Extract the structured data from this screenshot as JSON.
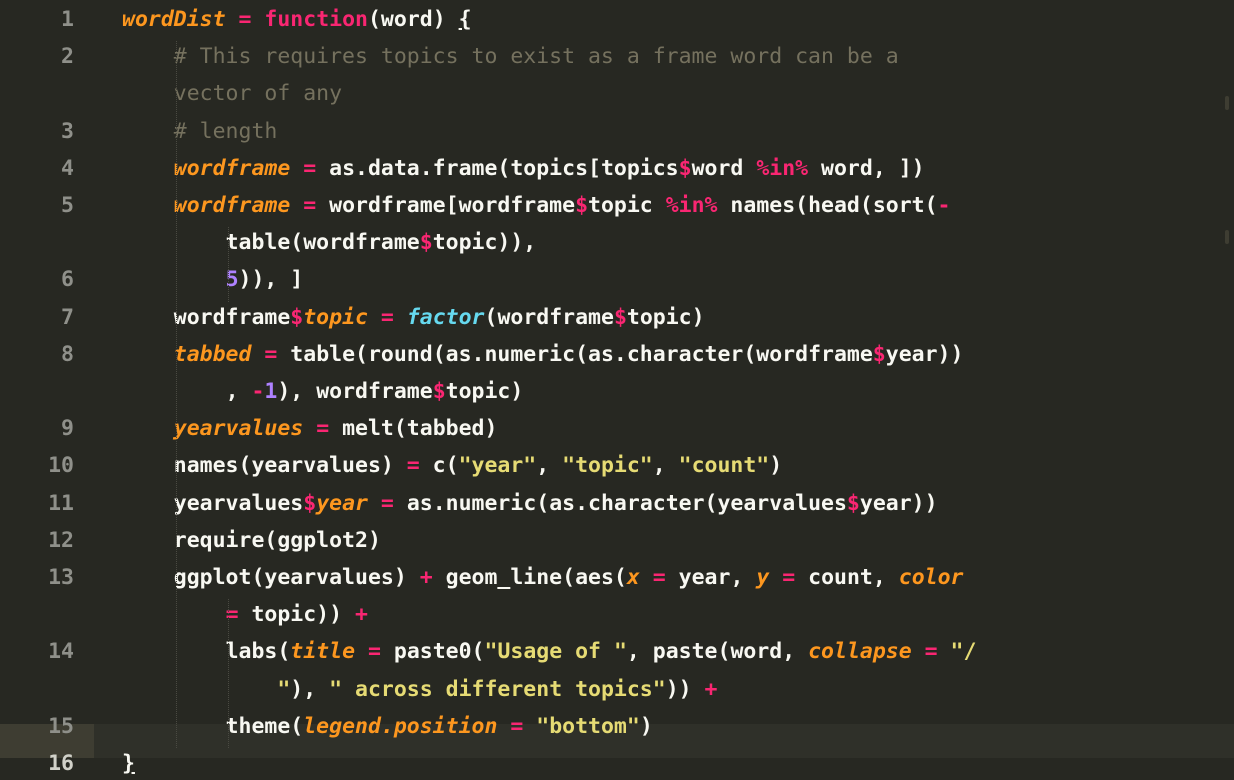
{
  "editor": {
    "theme_colors": {
      "background": "#272822",
      "foreground": "#f8f8f2",
      "keyword": "#f92672",
      "function": "#a6e22e",
      "variable": "#fd971f",
      "number": "#ae81ff",
      "string": "#e6db74",
      "comment": "#75715e",
      "support": "#66d9ef",
      "gutter_text": "#8f908a"
    },
    "line_numbers": [
      "1",
      "2",
      "3",
      "4",
      "5",
      "6",
      "7",
      "8",
      "9",
      "10",
      "11",
      "12",
      "13",
      "14",
      "15",
      "16"
    ],
    "active_line": "16",
    "lines": [
      {
        "row": 1,
        "indent": "",
        "tokens": [
          {
            "t": "var",
            "v": "wordDist"
          },
          {
            "t": "",
            "v": " "
          },
          {
            "t": "kw",
            "v": "="
          },
          {
            "t": "",
            "v": " "
          },
          {
            "t": "kw",
            "v": "function"
          },
          {
            "t": "",
            "v": "(word) "
          },
          {
            "t": "under",
            "v": "{"
          }
        ]
      },
      {
        "row": 2,
        "indent": "    ",
        "tokens": [
          {
            "t": "com",
            "v": "# This requires topics to exist as a frame word can be a"
          }
        ]
      },
      {
        "row": 3,
        "indent": "    ",
        "tokens": [
          {
            "t": "com",
            "v": "vector of any"
          }
        ]
      },
      {
        "row": 4,
        "indent": "    ",
        "tokens": [
          {
            "t": "com",
            "v": "# length"
          }
        ]
      },
      {
        "row": 5,
        "indent": "    ",
        "tokens": [
          {
            "t": "var",
            "v": "wordframe"
          },
          {
            "t": "",
            "v": " "
          },
          {
            "t": "kw",
            "v": "="
          },
          {
            "t": "",
            "v": " as.data.frame(topics[topics"
          },
          {
            "t": "kw",
            "v": "$"
          },
          {
            "t": "",
            "v": "word "
          },
          {
            "t": "kw",
            "v": "%in%"
          },
          {
            "t": "",
            "v": " word, ])"
          }
        ]
      },
      {
        "row": 6,
        "indent": "    ",
        "tokens": [
          {
            "t": "var",
            "v": "wordframe"
          },
          {
            "t": "",
            "v": " "
          },
          {
            "t": "kw",
            "v": "="
          },
          {
            "t": "",
            "v": " wordframe[wordframe"
          },
          {
            "t": "kw",
            "v": "$"
          },
          {
            "t": "",
            "v": "topic "
          },
          {
            "t": "kw",
            "v": "%in%"
          },
          {
            "t": "",
            "v": " names(head(sort("
          },
          {
            "t": "kw",
            "v": "-"
          }
        ]
      },
      {
        "row": 7,
        "indent": "        ",
        "tokens": [
          {
            "t": "",
            "v": "table(wordframe"
          },
          {
            "t": "kw",
            "v": "$"
          },
          {
            "t": "",
            "v": "topic)),"
          }
        ]
      },
      {
        "row": 8,
        "indent": "        ",
        "tokens": [
          {
            "t": "num",
            "v": "5"
          },
          {
            "t": "",
            "v": ")), ]"
          }
        ]
      },
      {
        "row": 9,
        "indent": "    ",
        "tokens": [
          {
            "t": "",
            "v": "wordframe"
          },
          {
            "t": "kw",
            "v": "$"
          },
          {
            "t": "var",
            "v": "topic"
          },
          {
            "t": "",
            "v": " "
          },
          {
            "t": "kw",
            "v": "="
          },
          {
            "t": "",
            "v": " "
          },
          {
            "t": "sup",
            "v": "factor"
          },
          {
            "t": "",
            "v": "(wordframe"
          },
          {
            "t": "kw",
            "v": "$"
          },
          {
            "t": "",
            "v": "topic)"
          }
        ]
      },
      {
        "row": 10,
        "indent": "    ",
        "tokens": [
          {
            "t": "var",
            "v": "tabbed"
          },
          {
            "t": "",
            "v": " "
          },
          {
            "t": "kw",
            "v": "="
          },
          {
            "t": "",
            "v": " table(round(as.numeric(as.character(wordframe"
          },
          {
            "t": "kw",
            "v": "$"
          },
          {
            "t": "",
            "v": "year))"
          }
        ]
      },
      {
        "row": 11,
        "indent": "        ",
        "tokens": [
          {
            "t": "",
            "v": ", "
          },
          {
            "t": "kw",
            "v": "-"
          },
          {
            "t": "num",
            "v": "1"
          },
          {
            "t": "",
            "v": "), wordframe"
          },
          {
            "t": "kw",
            "v": "$"
          },
          {
            "t": "",
            "v": "topic)"
          }
        ]
      },
      {
        "row": 12,
        "indent": "    ",
        "tokens": [
          {
            "t": "var",
            "v": "yearvalues"
          },
          {
            "t": "",
            "v": " "
          },
          {
            "t": "kw",
            "v": "="
          },
          {
            "t": "",
            "v": " melt(tabbed)"
          }
        ]
      },
      {
        "row": 13,
        "indent": "    ",
        "tokens": [
          {
            "t": "",
            "v": "names(yearvalues) "
          },
          {
            "t": "kw",
            "v": "="
          },
          {
            "t": "",
            "v": " c("
          },
          {
            "t": "str",
            "v": "\"year\""
          },
          {
            "t": "",
            "v": ", "
          },
          {
            "t": "str",
            "v": "\"topic\""
          },
          {
            "t": "",
            "v": ", "
          },
          {
            "t": "str",
            "v": "\"count\""
          },
          {
            "t": "",
            "v": ")"
          }
        ]
      },
      {
        "row": 14,
        "indent": "    ",
        "tokens": [
          {
            "t": "",
            "v": "yearvalues"
          },
          {
            "t": "kw",
            "v": "$"
          },
          {
            "t": "var",
            "v": "year"
          },
          {
            "t": "",
            "v": " "
          },
          {
            "t": "kw",
            "v": "="
          },
          {
            "t": "",
            "v": " as.numeric(as.character(yearvalues"
          },
          {
            "t": "kw",
            "v": "$"
          },
          {
            "t": "",
            "v": "year))"
          }
        ]
      },
      {
        "row": 15,
        "indent": "    ",
        "tokens": [
          {
            "t": "",
            "v": "require(ggplot2)"
          }
        ]
      },
      {
        "row": 16,
        "indent": "    ",
        "tokens": [
          {
            "t": "",
            "v": "ggplot(yearvalues) "
          },
          {
            "t": "kw",
            "v": "+"
          },
          {
            "t": "",
            "v": " geom_line(aes("
          },
          {
            "t": "var",
            "v": "x"
          },
          {
            "t": "",
            "v": " "
          },
          {
            "t": "kw",
            "v": "="
          },
          {
            "t": "",
            "v": " year, "
          },
          {
            "t": "var",
            "v": "y"
          },
          {
            "t": "",
            "v": " "
          },
          {
            "t": "kw",
            "v": "="
          },
          {
            "t": "",
            "v": " count, "
          },
          {
            "t": "var",
            "v": "color"
          }
        ]
      },
      {
        "row": 17,
        "indent": "        ",
        "tokens": [
          {
            "t": "kw",
            "v": "="
          },
          {
            "t": "",
            "v": " topic)) "
          },
          {
            "t": "kw",
            "v": "+"
          }
        ]
      },
      {
        "row": 18,
        "indent": "        ",
        "tokens": [
          {
            "t": "",
            "v": "labs("
          },
          {
            "t": "var",
            "v": "title"
          },
          {
            "t": "",
            "v": " "
          },
          {
            "t": "kw",
            "v": "="
          },
          {
            "t": "",
            "v": " paste0("
          },
          {
            "t": "str",
            "v": "\"Usage of \""
          },
          {
            "t": "",
            "v": ", paste(word, "
          },
          {
            "t": "var",
            "v": "collapse"
          },
          {
            "t": "",
            "v": " "
          },
          {
            "t": "kw",
            "v": "="
          },
          {
            "t": "",
            "v": " "
          },
          {
            "t": "str",
            "v": "\"/"
          }
        ]
      },
      {
        "row": 19,
        "indent": "            ",
        "tokens": [
          {
            "t": "str",
            "v": "\""
          },
          {
            "t": "",
            "v": "), "
          },
          {
            "t": "str",
            "v": "\" across different topics\""
          },
          {
            "t": "",
            "v": ")) "
          },
          {
            "t": "kw",
            "v": "+"
          }
        ]
      },
      {
        "row": 20,
        "indent": "        ",
        "tokens": [
          {
            "t": "",
            "v": "theme("
          },
          {
            "t": "var",
            "v": "legend.position"
          },
          {
            "t": "",
            "v": " "
          },
          {
            "t": "kw",
            "v": "="
          },
          {
            "t": "",
            "v": " "
          },
          {
            "t": "str",
            "v": "\"bottom\""
          },
          {
            "t": "",
            "v": ")"
          }
        ]
      },
      {
        "row": 21,
        "indent": "",
        "tokens": [
          {
            "t": "under",
            "v": "}"
          }
        ]
      }
    ],
    "gutter_rows": [
      {
        "num": "1",
        "row": 1
      },
      {
        "num": "2",
        "row": 2
      },
      {
        "num": "3",
        "row": 4
      },
      {
        "num": "4",
        "row": 5
      },
      {
        "num": "5",
        "row": 6
      },
      {
        "num": "6",
        "row": 8
      },
      {
        "num": "7",
        "row": 9
      },
      {
        "num": "8",
        "row": 10
      },
      {
        "num": "9",
        "row": 12
      },
      {
        "num": "10",
        "row": 13
      },
      {
        "num": "11",
        "row": 14
      },
      {
        "num": "12",
        "row": 15
      },
      {
        "num": "13",
        "row": 16
      },
      {
        "num": "14",
        "row": 18
      },
      {
        "num": "15",
        "row": 20
      },
      {
        "num": "16",
        "row": 21
      }
    ]
  }
}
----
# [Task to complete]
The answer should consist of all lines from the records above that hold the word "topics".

# [Finished task]
            "v": "# This requires topics to exist as a frame word can be a"
            "v": " as.data.frame(topics[topics"
            "v": "\" across different topics\""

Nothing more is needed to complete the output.